Keeping the lid on
Then the protests were reined in. While some Chinese boats continued sailing near the islands, Chinese cities returned to normal on September 19th, as suddenly as they had in the largest previous round of anti-Japanese protests in 2005. But holding the Chinese public to a single script is proving more difficult than ever, especially now that citizens (and foreigners—see next page) can write an alternative storyline on Twitter-like microblogs. Some posted their feelings of embarrassment at the thuggish behaviour by some of their countrymen (Japanese cars were a popular target for destruction, and on September 15th a Toyota dealership and Panasonic plant in Qingdao, a port city once occupied by Japan, were reported damaged by fire). Others described efforts by authorities to co-ordinate the demonstrations. A journalist for Caixin, a financial magazine, reported a policeman’s invitation to her to join in a demonstration. When she asked if she could shout anti-corruption slogans as well, he told her to stick to the approved anti-Japanese ones.

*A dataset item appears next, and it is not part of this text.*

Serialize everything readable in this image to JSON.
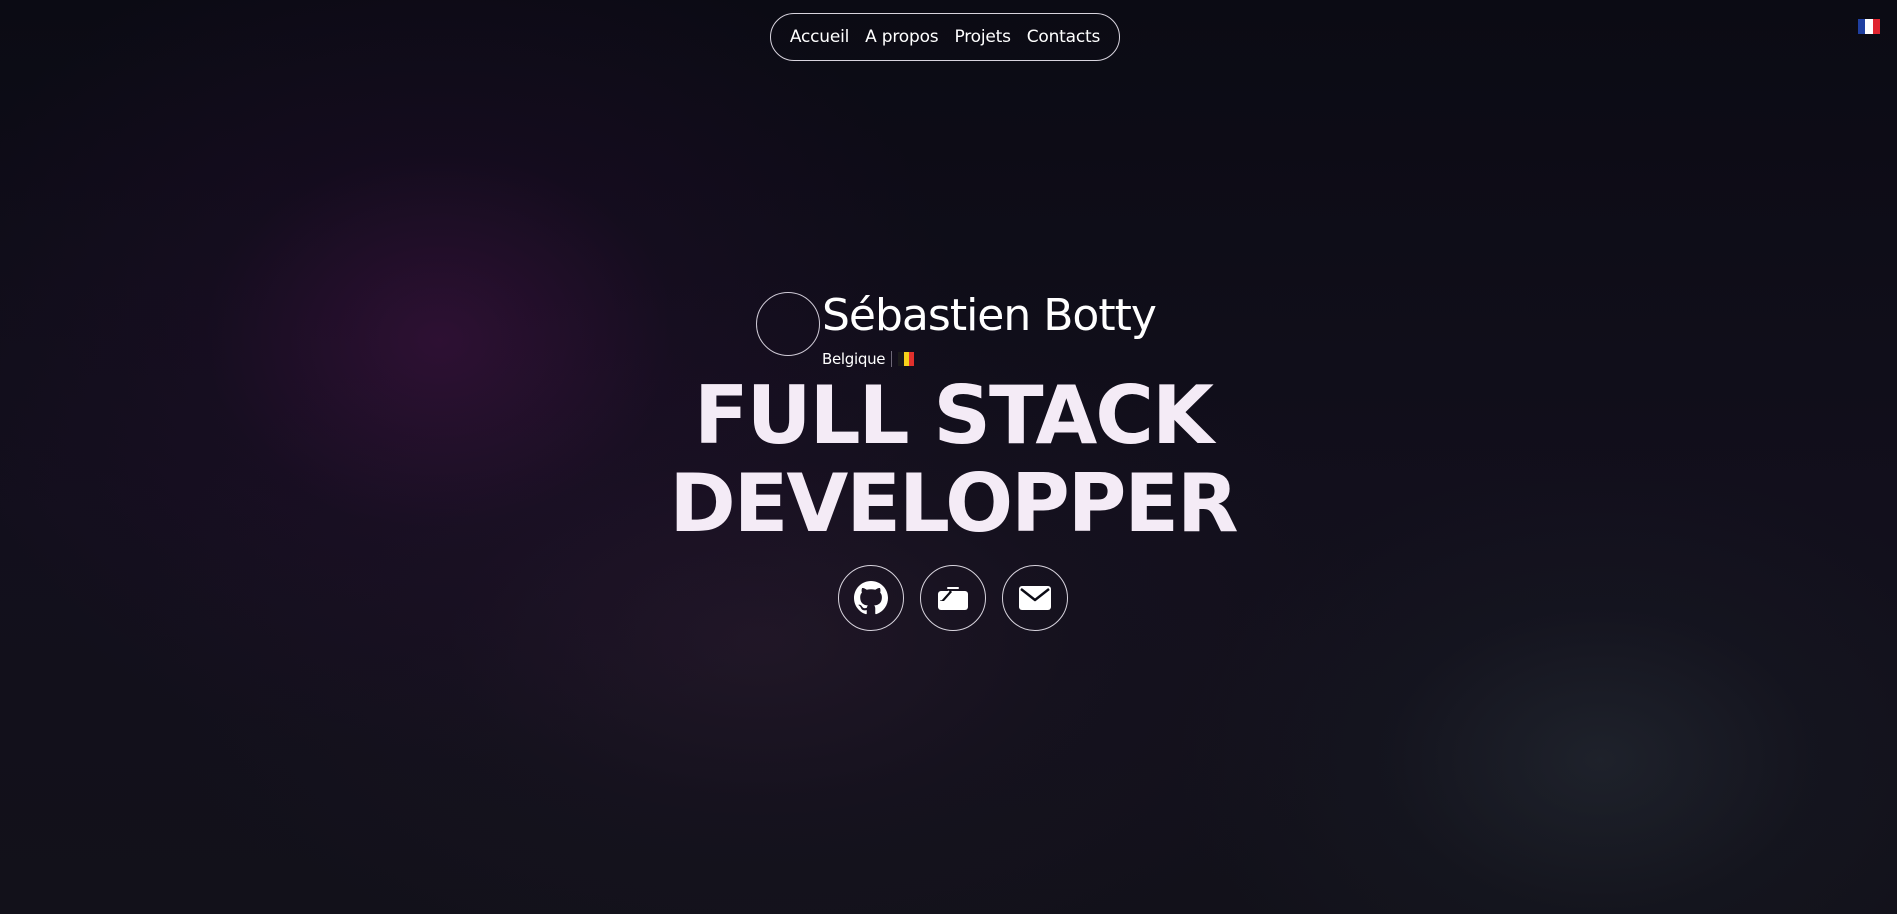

Anger at Japan is real and enduring in China. Years of Chinese propaganda and patriotic education have deepened the wounds of Japanese wartime depredations. But Chinese citizens also have many other domestic complaints—corruption, pollution, land grabs by officials—that lead to scattered protests around the country every day. Hence, in the short run, stoking anti-Japanese anger can seem a tempting choice for the authorities. Wenfang Tang and Benjamin Darr, two American scholars, concluded in a paper published this month and based on surveys conducted in the past decade, that “nationalism serves as a powerful instrument in impeding public demand for democratic change”. The study also found that China had the highest level of nationalism of 36 countries and regions surveyed. America and Japan were not far behind.
Published on Sep 25, 2012. 中国の外務省は25日午後の会見で、台湾漁船の行動について一定

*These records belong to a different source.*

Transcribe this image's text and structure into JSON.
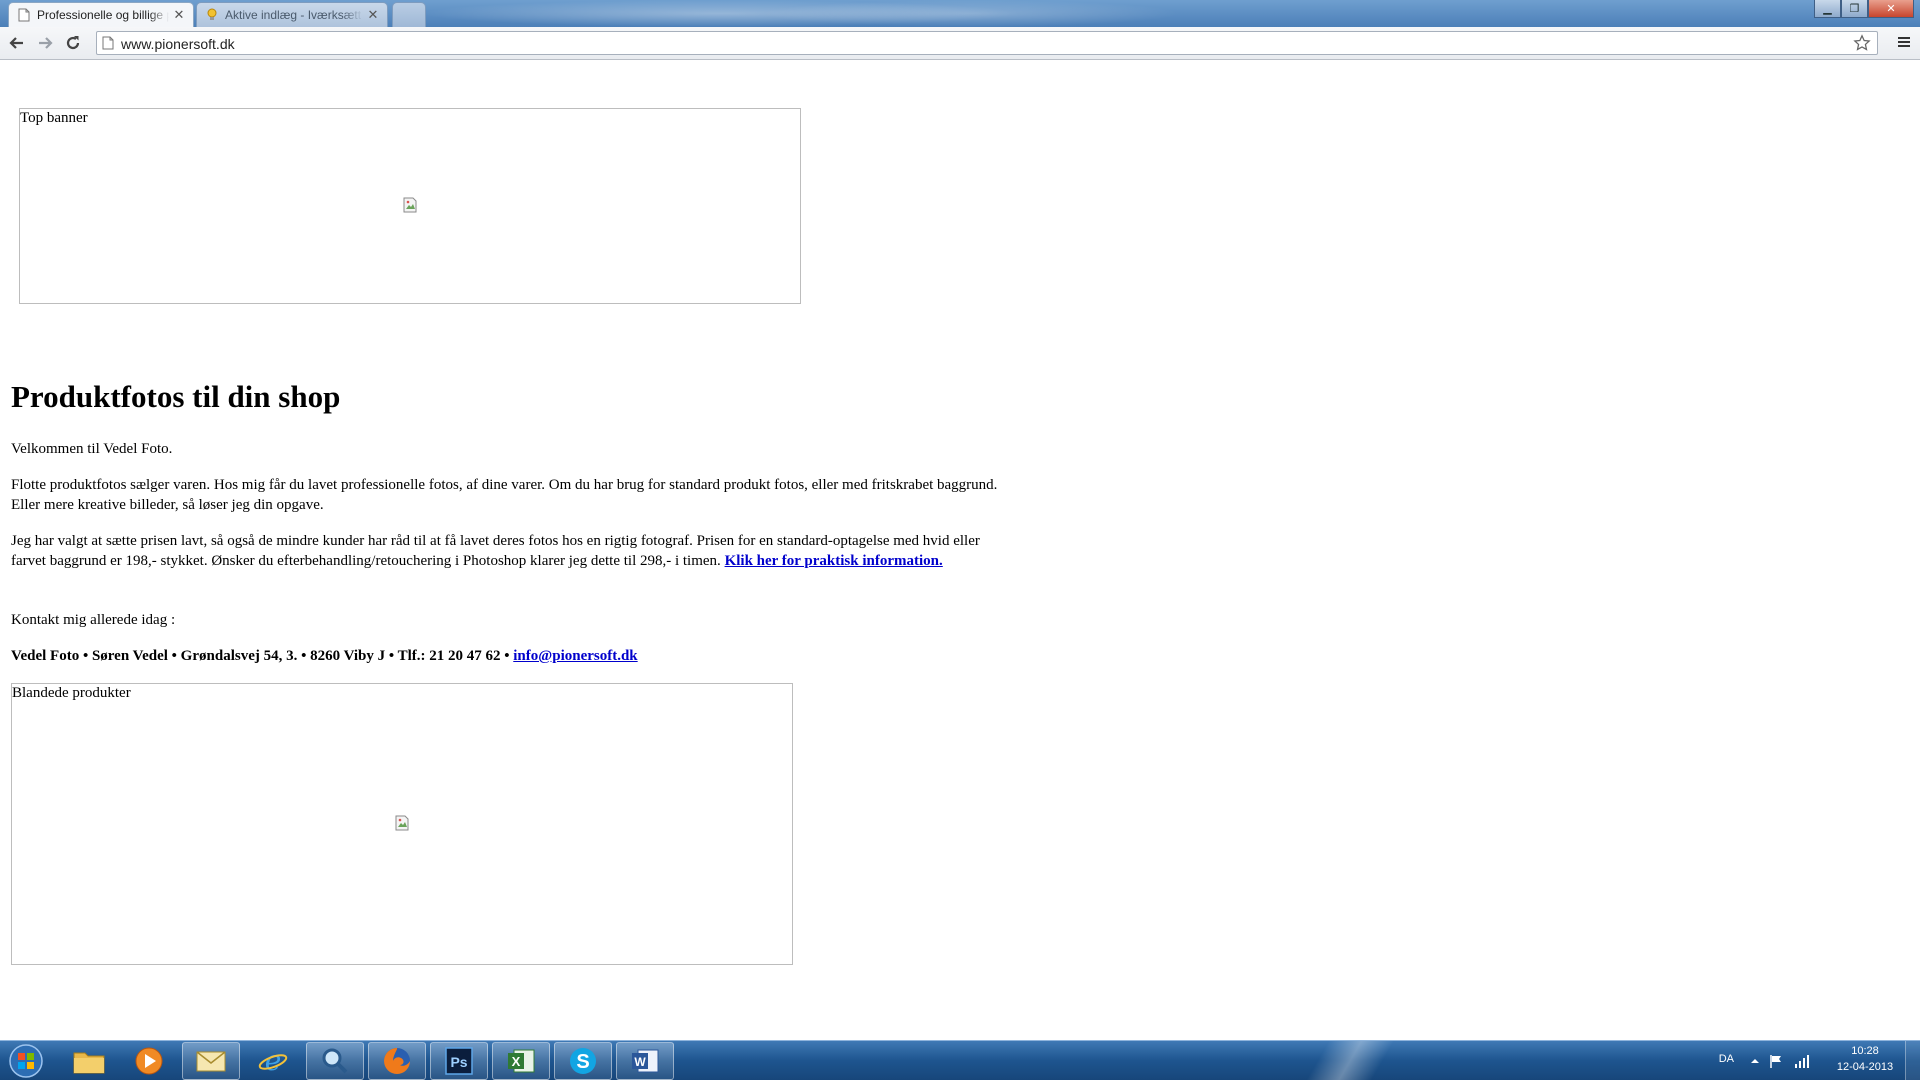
{
  "browser": {
    "tabs": [
      {
        "title": "Professionelle og billige p",
        "active": true,
        "icon": "page-icon"
      },
      {
        "title": "Aktive indlæg - Iværksætt",
        "active": false,
        "icon": "lightbulb-icon"
      }
    ],
    "address_bar": {
      "url": "www.pionersoft.dk"
    }
  },
  "page": {
    "top_banner": {
      "label": "Top banner"
    },
    "headline": "Produktfotos til din shop",
    "welcome": "Velkommen til Vedel Foto.",
    "intro_line1": "Flotte produktfotos sælger varen. Hos mig får du lavet professionelle fotos, af dine varer. Om du har brug for standard produkt fotos, eller med fritskrabet baggrund.",
    "intro_line2": "Eller mere kreative billeder, så løser jeg din opgave.",
    "price_line1": "Jeg har valgt at sætte prisen lavt, så også de mindre kunder har råd til at få lavet deres fotos hos en rigtig fotograf. Prisen for en standard-optagelse med hvid eller",
    "price_line2": "farvet baggrund er 198,- stykket. Ønsker du efterbehandling/retouchering i Photoshop klarer jeg dette til 298,- i timen.",
    "practical_info_link": "Klik her for praktisk information.",
    "contact_intro": "Kontakt mig allerede idag :",
    "address": "Vedel Foto • Søren Vedel • Grøndalsvej 54, 3. • 8260 Viby J • Tlf.: 21 20 47 62 •",
    "email_link": "info@pionersoft.dk",
    "mixed_products": {
      "label": "Blandede produkter"
    }
  },
  "taskbar": {
    "apps": [
      "windows-explorer",
      "media-player",
      "outlook",
      "internet-explorer",
      "search",
      "firefox",
      "photoshop",
      "excel",
      "skype",
      "word"
    ],
    "tray": {
      "language": "DA",
      "time": "10:28",
      "date": "12-04-2013"
    }
  }
}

其 次，北京人民教育出版社與上海教育出版社發行的最新中學一年級用地理教科書，有著「釣魚島是我國領土台灣省的一部分」的記述，中學二年級的地理教科書則有 「台灣是祖國神聖不可分的領土，早期統一是人民共同願望」，小學四年級社會科的「品德與社會」教科書則記述：「台灣是中國的一省…包含釣魚島」。
曾 在外交部承辦釣魚台「業務」，也參與過台日漁業談判的前台灣駐日代表處副代表郭汀洲也認為，「中國的真正目的是在吞併台灣而不是釣魚台」，台灣必須將保釣 重點放在和日本的漁業談判，而不能跟在中國後面吶喊。中國早就把釣魚台納入「台灣省」的一部分，台灣如果從日本的手上拿回釣魚台，螳螂捕蟬，麻雀在後，最 後「揀去配」的還是中國。

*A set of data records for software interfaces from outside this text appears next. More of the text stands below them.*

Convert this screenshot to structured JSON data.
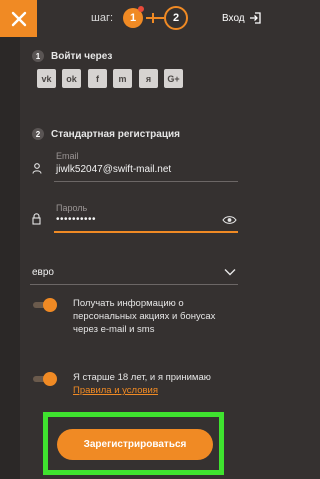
{
  "header": {
    "step_label": "шаг:",
    "step1": "1",
    "step2": "2",
    "login_label": "Вход"
  },
  "social": {
    "number": "1",
    "title": "Войти через",
    "buttons": [
      "vk",
      "ok",
      "f",
      "m",
      "я",
      "G+"
    ]
  },
  "registration": {
    "number": "2",
    "title": "Стандартная регистрация",
    "email_label": "Email",
    "email_value": "jiwlk52047@swift-mail.net",
    "password_label": "Пароль",
    "password_value": "••••••••••",
    "currency_value": "евро"
  },
  "options": {
    "promo_text_1": "Получать информацию о",
    "promo_text_2": "персональных акциях и бонусах",
    "promo_text_3": "через e-mail и sms",
    "age_text": "Я старше 18 лет, и я принимаю",
    "terms_link": "Правила и условия"
  },
  "submit_label": "Зарегистрироваться",
  "colors": {
    "accent": "#f08a24",
    "background": "#353130",
    "highlight": "#3fe32f"
  }
}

郭汀洲說，一九七○年代在美國「保釣」的馬英九，現在變成「跑掉」，到彭佳嶼喊一喊徒增國際笑話。中國如此狠槓日 本，中國漁船還被允許在釣魚台十二海里到二十四海里之間海域活動，台灣漁船只能開到台日中間線（約八十五公里處），也就是說台灣漁船的待遇還不如中國漁 船，最大的理由是「台灣不是國家」。
郭汀洲強調，「馬英九不應只照顧中國，而置台灣漁民於不顧」，在釣魚台問題上必須和中國完全切割，不應 充當中國的「保鑣」，也不要和日本比拳頭，應該為台灣漁民的利益趕快和日本談判。很多日本人都承認，「台灣是日本在亞洲唯一的真正朋友」。在釣魚台衝突 中，日中兩大國槓上之際，台灣不跟著起鬨，靜候在旁等著撿好處，可能是較聰明的做法。